§ Task: The records below must be returned exactly, with every picture left out.

§ Provided material:
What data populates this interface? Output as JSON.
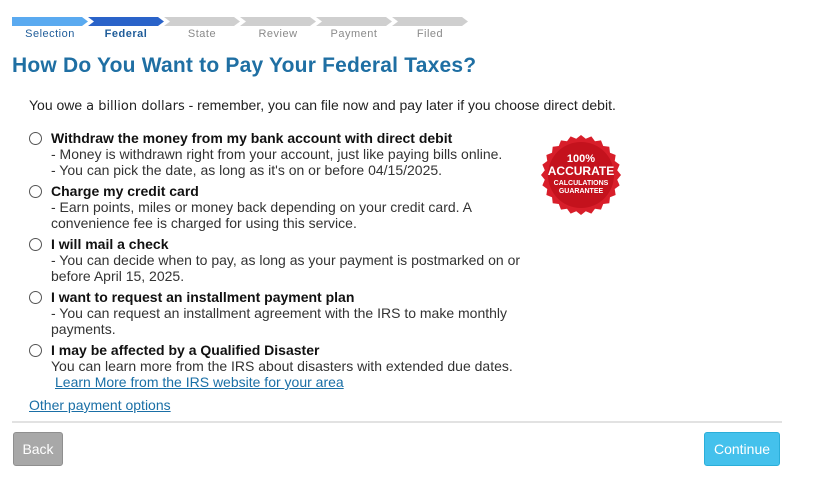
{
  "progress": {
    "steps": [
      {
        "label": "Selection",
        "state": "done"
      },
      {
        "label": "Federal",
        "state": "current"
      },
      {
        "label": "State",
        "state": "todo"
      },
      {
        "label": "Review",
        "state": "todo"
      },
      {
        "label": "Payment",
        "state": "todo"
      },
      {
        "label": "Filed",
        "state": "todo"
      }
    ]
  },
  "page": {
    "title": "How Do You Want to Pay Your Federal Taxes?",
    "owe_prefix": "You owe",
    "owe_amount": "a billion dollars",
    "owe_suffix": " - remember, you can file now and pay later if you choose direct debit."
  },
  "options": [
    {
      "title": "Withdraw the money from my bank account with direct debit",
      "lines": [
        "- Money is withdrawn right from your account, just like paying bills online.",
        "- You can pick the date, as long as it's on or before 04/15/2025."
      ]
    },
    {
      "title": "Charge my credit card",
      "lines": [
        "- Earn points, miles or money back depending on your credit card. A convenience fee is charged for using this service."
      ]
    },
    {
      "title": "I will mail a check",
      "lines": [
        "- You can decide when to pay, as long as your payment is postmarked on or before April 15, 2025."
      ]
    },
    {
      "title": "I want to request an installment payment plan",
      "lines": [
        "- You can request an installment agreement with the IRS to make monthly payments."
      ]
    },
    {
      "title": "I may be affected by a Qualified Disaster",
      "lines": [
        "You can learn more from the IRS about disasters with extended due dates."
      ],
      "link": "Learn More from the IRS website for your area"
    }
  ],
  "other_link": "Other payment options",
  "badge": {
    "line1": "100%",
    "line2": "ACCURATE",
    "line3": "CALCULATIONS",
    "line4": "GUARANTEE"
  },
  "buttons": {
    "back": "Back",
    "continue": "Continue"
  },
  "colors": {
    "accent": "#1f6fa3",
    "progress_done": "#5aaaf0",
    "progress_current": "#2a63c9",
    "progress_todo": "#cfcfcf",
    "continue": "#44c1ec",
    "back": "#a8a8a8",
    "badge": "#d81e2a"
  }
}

§ Problem solution:
What data populates this interface? Output as JSON.
{
  "progress": {
    "steps": [
      {
        "label": "Selection",
        "state": "done"
      },
      {
        "label": "Federal",
        "state": "current"
      },
      {
        "label": "State",
        "state": "todo"
      },
      {
        "label": "Review",
        "state": "todo"
      },
      {
        "label": "Payment",
        "state": "todo"
      },
      {
        "label": "Filed",
        "state": "todo"
      }
    ]
  },
  "page": {
    "title": "How Do You Want to Pay Your Federal Taxes?",
    "owe_prefix": "You owe",
    "owe_amount": "a billion dollars",
    "owe_suffix": " - remember, you can file now and pay later if you choose direct debit."
  },
  "options": [
    {
      "title": "Withdraw the money from my bank account with direct debit",
      "lines": [
        "- Money is withdrawn right from your account, just like paying bills online.",
        "- You can pick the date, as long as it's on or before 04/15/2025."
      ]
    },
    {
      "title": "Charge my credit card",
      "lines": [
        "- Earn points, miles or money back depending on your credit card. A convenience fee is charged for using this service."
      ]
    },
    {
      "title": "I will mail a check",
      "lines": [
        "- You can decide when to pay, as long as your payment is postmarked on or before April 15, 2025."
      ]
    },
    {
      "title": "I want to request an installment payment plan",
      "lines": [
        "- You can request an installment agreement with the IRS to make monthly payments."
      ]
    },
    {
      "title": "I may be affected by a Qualified Disaster",
      "lines": [
        "You can learn more from the IRS about disasters with extended due dates."
      ],
      "link": "Learn More from the IRS website for your area"
    }
  ],
  "other_link": "Other payment options",
  "badge": {
    "line1": "100%",
    "line2": "ACCURATE",
    "line3": "CALCULATIONS",
    "line4": "GUARANTEE"
  },
  "buttons": {
    "back": "Back",
    "continue": "Continue"
  },
  "colors": {
    "accent": "#1f6fa3",
    "progress_done": "#5aaaf0",
    "progress_current": "#2a63c9",
    "progress_todo": "#cfcfcf",
    "continue": "#44c1ec",
    "back": "#a8a8a8",
    "badge": "#d81e2a"
  }
}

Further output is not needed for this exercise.